2) Since other men are conspicuously absent from the rather exhaustive list of things man is to have dominion over, and seeing as how men are to consider the lives (Gen 6:9, Ex 20:13) and property (Ex 20:15,17) of other men to be off-limits, and since God holds each person individually accountable (Matt 25, Ezek 18, 2 Cor 5), it can therefore be concluded that the dominion mandate falls on each person individually.

Therefore each person has the individual responsibility of self-stewardship (which the secularists call self-ownership). This grants each person the duty and human right to exercise the authority incumbent in the dominion mandate over his own life, person and property. To restrict a man’s dominion over such is to offend against the image of God in him, which is really to offend against God. (psst: this is the Non-aggression Principle)

Because sinful men love to offend against God and therefore have no respect for their neighbors, God communicated these standards, first in seed form as part of the Noahic Covenant (Gen 9:6) and later in fuller detail in Exodus 20-24 (though they were clearly in force by the first generation after the fall (Gen 4) though we have no inspired record of them being communicated).

In doing so, God set forth a principle of justice for this fallen world that those who do wrong to their neighbor should be harmed in equal measure to the harm they caused (Ex 21:23-25).

Thus property rights are to be seen as the foundational principle on which the apparatus of justice in a civil society is to be constructed, and by which justice in a civil society is to be measured and evaluated.
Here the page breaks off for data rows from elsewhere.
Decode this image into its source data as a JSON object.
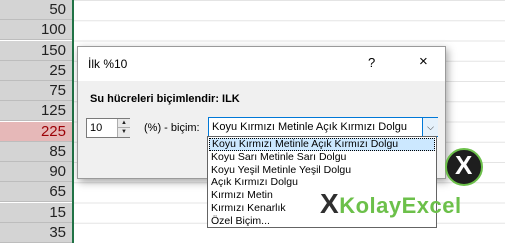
{
  "spreadsheet": {
    "cells": [
      {
        "value": "50",
        "highlight": false
      },
      {
        "value": "100",
        "highlight": false
      },
      {
        "value": "150",
        "highlight": false
      },
      {
        "value": "25",
        "highlight": false
      },
      {
        "value": "75",
        "highlight": false
      },
      {
        "value": "125",
        "highlight": false
      },
      {
        "value": "225",
        "highlight": true
      },
      {
        "value": "85",
        "highlight": false
      },
      {
        "value": "90",
        "highlight": false
      },
      {
        "value": "65",
        "highlight": false
      },
      {
        "value": "15",
        "highlight": false
      },
      {
        "value": "35",
        "highlight": false
      }
    ]
  },
  "dialog": {
    "title": "İlk %10",
    "help_glyph": "?",
    "close_glyph": "×",
    "instruction": "Su hücreleri biçimlendir: ILK",
    "count_value": "10",
    "label": "(%) - biçim:",
    "format_selected": "Koyu Kırmızı Metinle Açık Kırmızı Dolgu",
    "dropdown_options": [
      "Koyu Kırmızı Metinle Açık Kırmızı Dolgu",
      "Koyu Sarı Metinle Sarı Dolgu",
      "Koyu Yeşil Metinle Yeşil Dolgu",
      "Açık Kırmızı Dolgu",
      "Kırmızı Metin",
      "Kırmızı Kenarlık",
      "Özel Biçim..."
    ]
  },
  "watermark": {
    "prefix": "X",
    "text": "KolayExcel",
    "logo_glyph": "X"
  },
  "colors": {
    "accent_green": "#217346",
    "highlight_fill": "#e6b8b8",
    "highlight_text": "#9c0006",
    "brand_green": "#6cc04a"
  }
}
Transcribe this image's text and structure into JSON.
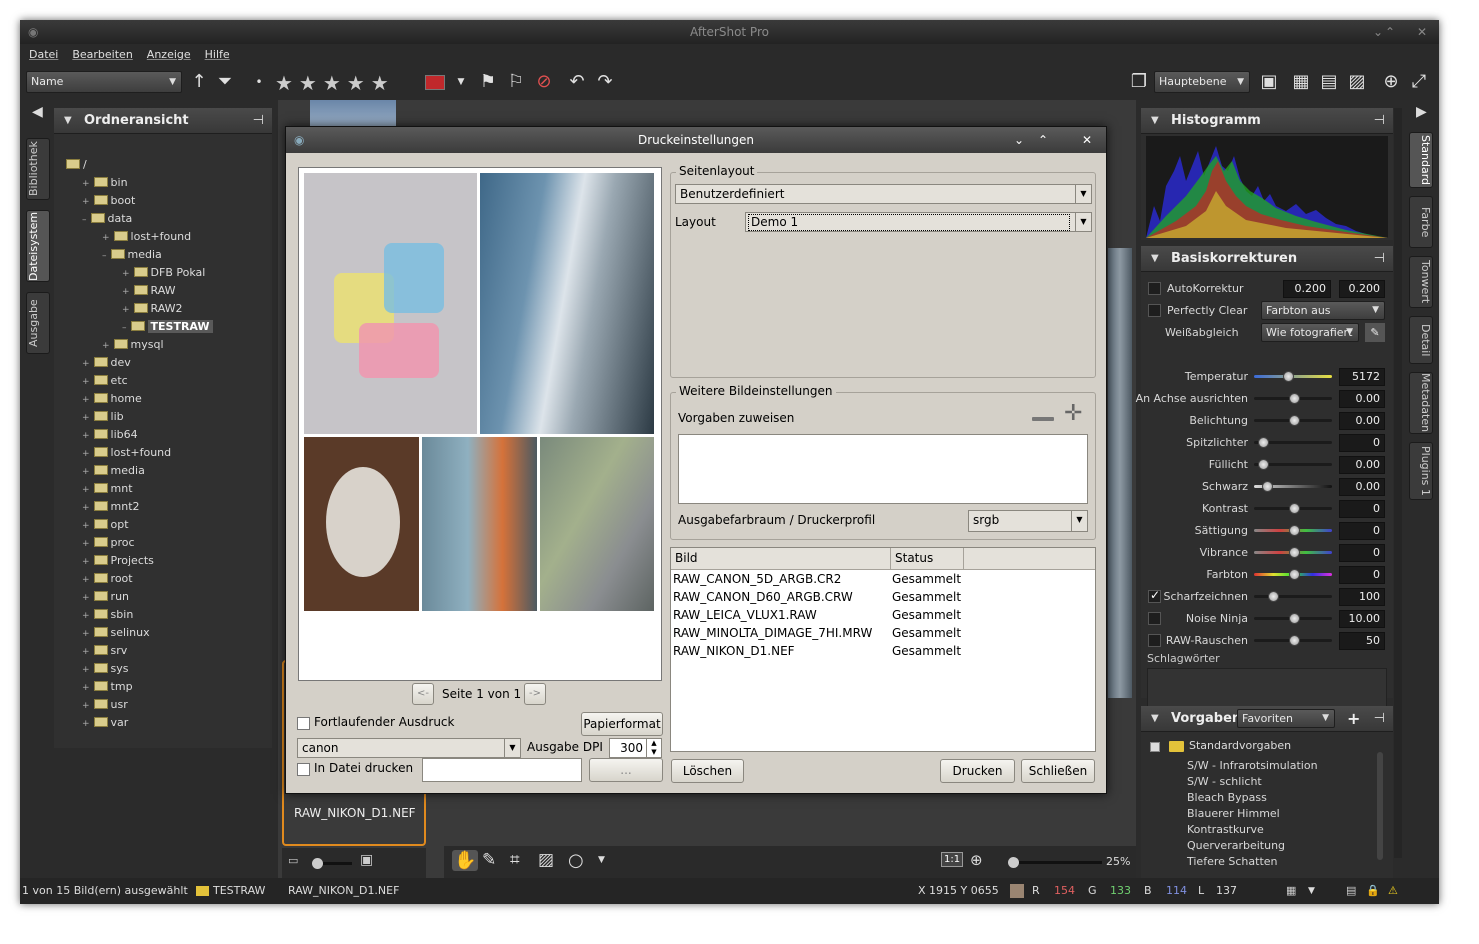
{
  "app": {
    "title": "AfterShot Pro"
  },
  "menu": [
    "Datei",
    "Bearbeiten",
    "Anzeige",
    "Hilfe"
  ],
  "toolbar": {
    "sort_value": "Name",
    "layer_value": "Hauptebene"
  },
  "left_tabs": [
    "Bibliothek",
    "Dateisystem",
    "Ausgabe"
  ],
  "right_tabs": [
    "Standard",
    "Farbe",
    "Tonwert",
    "Detail",
    "Metadaten",
    "Plugins 1"
  ],
  "folder_panel": {
    "title": "Ordneransicht"
  },
  "tree": [
    {
      "label": "/",
      "level": 0,
      "exp": ""
    },
    {
      "label": "bin",
      "level": 1,
      "exp": "+"
    },
    {
      "label": "boot",
      "level": 1,
      "exp": "+"
    },
    {
      "label": "data",
      "level": 1,
      "exp": "–"
    },
    {
      "label": "lost+found",
      "level": 2,
      "exp": "+"
    },
    {
      "label": "media",
      "level": 2,
      "exp": "–"
    },
    {
      "label": "DFB Pokal",
      "level": 3,
      "exp": "+"
    },
    {
      "label": "RAW",
      "level": 3,
      "exp": "+"
    },
    {
      "label": "RAW2",
      "level": 3,
      "exp": "+"
    },
    {
      "label": "TESTRAW",
      "level": 3,
      "exp": "–",
      "selected": true
    },
    {
      "label": "mysql",
      "level": 2,
      "exp": "+"
    },
    {
      "label": "dev",
      "level": 1,
      "exp": "+"
    },
    {
      "label": "etc",
      "level": 1,
      "exp": "+"
    },
    {
      "label": "home",
      "level": 1,
      "exp": "+"
    },
    {
      "label": "lib",
      "level": 1,
      "exp": "+"
    },
    {
      "label": "lib64",
      "level": 1,
      "exp": "+"
    },
    {
      "label": "lost+found",
      "level": 1,
      "exp": "+"
    },
    {
      "label": "media",
      "level": 1,
      "exp": "+"
    },
    {
      "label": "mnt",
      "level": 1,
      "exp": "+"
    },
    {
      "label": "mnt2",
      "level": 1,
      "exp": "+"
    },
    {
      "label": "opt",
      "level": 1,
      "exp": "+"
    },
    {
      "label": "proc",
      "level": 1,
      "exp": "+"
    },
    {
      "label": "Projects",
      "level": 1,
      "exp": "+"
    },
    {
      "label": "root",
      "level": 1,
      "exp": "+"
    },
    {
      "label": "run",
      "level": 1,
      "exp": "+"
    },
    {
      "label": "sbin",
      "level": 1,
      "exp": "+"
    },
    {
      "label": "selinux",
      "level": 1,
      "exp": "+"
    },
    {
      "label": "srv",
      "level": 1,
      "exp": "+"
    },
    {
      "label": "sys",
      "level": 1,
      "exp": "+"
    },
    {
      "label": "tmp",
      "level": 1,
      "exp": "+"
    },
    {
      "label": "usr",
      "level": 1,
      "exp": "+"
    },
    {
      "label": "var",
      "level": 1,
      "exp": "+"
    }
  ],
  "thumb": {
    "label": "RAW_NIKON_D1.NEF"
  },
  "zoom": {
    "value": "25%",
    "one_to_one": "1:1"
  },
  "dialog": {
    "title": "Druckeinstellungen",
    "page_nav": {
      "prev": "<-",
      "label": "Seite 1 von 1",
      "next": "->"
    },
    "continuous": "Fortlaufender Ausdruck",
    "paper_btn": "Papierformat",
    "printer": "canon",
    "dpi_label": "Ausgabe DPI",
    "dpi": "300",
    "to_file": "In Datei drucken",
    "browse_btn": "...",
    "layout_group": "Seitenlayout",
    "layout_preset": "Benutzerdefiniert",
    "layout_label": "Layout",
    "layout_value": "Demo 1",
    "more_group": "Weitere Bildeinstellungen",
    "presets_label": "Vorgaben zuweisen",
    "colorspace_label": "Ausgabefarbraum / Druckerprofil",
    "colorspace_value": "srgb",
    "table_headers": [
      "Bild",
      "Status"
    ],
    "rows": [
      {
        "file": "RAW_CANON_5D_ARGB.CR2",
        "status": "Gesammelt"
      },
      {
        "file": "RAW_CANON_D60_ARGB.CRW",
        "status": "Gesammelt"
      },
      {
        "file": "RAW_LEICA_VLUX1.RAW",
        "status": "Gesammelt"
      },
      {
        "file": "RAW_MINOLTA_DIMAGE_7HI.MRW",
        "status": "Gesammelt"
      },
      {
        "file": "RAW_NIKON_D1.NEF",
        "status": "Gesammelt"
      }
    ],
    "delete_btn": "Löschen",
    "print_btn": "Drucken",
    "close_btn": "Schließen"
  },
  "histogram": {
    "title": "Histogramm"
  },
  "basic": {
    "title": "Basiskorrekturen",
    "auto_label": "AutoKorrektur",
    "auto_v1": "0.200",
    "auto_v2": "0.200",
    "perfect_label": "Perfectly Clear",
    "perfect_value": "Farbton aus",
    "wb_label": "Weißabgleich",
    "wb_value": "Wie fotografiert",
    "sliders": [
      {
        "label": "Temperatur",
        "value": "5172",
        "pos": 0.42
      },
      {
        "label": "An Achse ausrichten",
        "value": "0.00",
        "pos": 0.5
      },
      {
        "label": "Belichtung",
        "value": "0.00",
        "pos": 0.5
      },
      {
        "label": "Spitzlichter",
        "value": "0",
        "pos": 0.05
      },
      {
        "label": "Füllicht",
        "value": "0.00",
        "pos": 0.05
      },
      {
        "label": "Schwarz",
        "value": "0.00",
        "pos": 0.12
      },
      {
        "label": "Kontrast",
        "value": "0",
        "pos": 0.5
      },
      {
        "label": "Sättigung",
        "value": "0",
        "pos": 0.5
      },
      {
        "label": "Vibrance",
        "value": "0",
        "pos": 0.5
      },
      {
        "label": "Farbton",
        "value": "0",
        "pos": 0.5
      },
      {
        "label": "Scharfzeichnen",
        "value": "100",
        "pos": 0.2
      },
      {
        "label": "Noise Ninja",
        "value": "10.00",
        "pos": 0.5
      },
      {
        "label": "RAW-Rauschen",
        "value": "50",
        "pos": 0.5
      }
    ],
    "keywords": "Schlagwörter"
  },
  "presets": {
    "title": "Vorgaben",
    "filter": "Favoriten",
    "root": "Standardvorgaben",
    "items": [
      "S/W - Infrarotsimulation",
      "S/W - schlicht",
      "Bleach Bypass",
      "Blauerer Himmel",
      "Kontrastkurve",
      "Querverarbeitung",
      "Tiefere Schatten"
    ]
  },
  "status": {
    "selection": "1 von 15 Bild(ern) ausgewählt",
    "folder": "TESTRAW",
    "file": "RAW_NIKON_D1.NEF",
    "coords": "X 1915  Y 0655",
    "r_label": "R",
    "r": "154",
    "g_label": "G",
    "g": "133",
    "b_label": "B",
    "b": "114",
    "l_label": "L",
    "l": "137"
  }
}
As part of that apparatus, God has instituted the role of magistrate in society. The magistrate is anyone who serves other men by bearing the sword against those who wrong their neighbor. (Romans 13:3-4). In doing so, he is not to be “a terror to good conduct”, meaning he is only to bear the sword against those who do evil, as God has defined his role.

Thus, the very maximum any government has theological authorization to do is to serve citizens by aiding them in defending their life, liberty and property and bringing vengeance upon those who agress against them.

Any government that uses its power to break God’s law is a corrupt and invalid government in God’s eyes. Any government that abuses its position to take away the rights of those who’s rights it is tasked with protecting, is no true government at all, but a criminal organization.

We Christians are still called to be ordered under such a government (even Nero), but that does not make such government valid. And in as much as we have influence in the government, as officials or as voters, we ought to use our influence to direct government to follow God’s standard.

The only governments God considers morally valid are the ones who use their sword against wrong doers and only against wrong doers.

Ultimately the only government that will prefectly meet that qualification is King Jesus.

Justice under the sun is always going to be imperfect. However that should not stop us from upholding the perfect standard as the target we are aiming for in our political action.

Now, as stated here, this is a very broad tent under which many forms of government might fit including certain forms of theonomy and a constitutionally limited republic (provided that the constitution is actually founded on these principals and the republic is actually limited by such constitution.)

I believe further logical and exegetical analysis would swing the balance around to favor anarcho-capitalism much more strongly, but I’ll save that for a future post.

For now, it is not so much my aim to convince the world to be Anarcho-Capitalists, though I would love it if that were so. For the time being, it would be sufficient if everyone could simply agree to the founding theological framework I have described here as the grounding for all analysis of government. I think MOST Christians, certainly Reformed ones, DO agree to this, though many have not fully thought through the logical implications of it, and thus are not Anarcho-Capitalists. I think the primary reason for that is a lack of knowledge and clarity about what Anarcho-Capitalism actually IS and what it is not. See Al Mohler for an example of such confusion.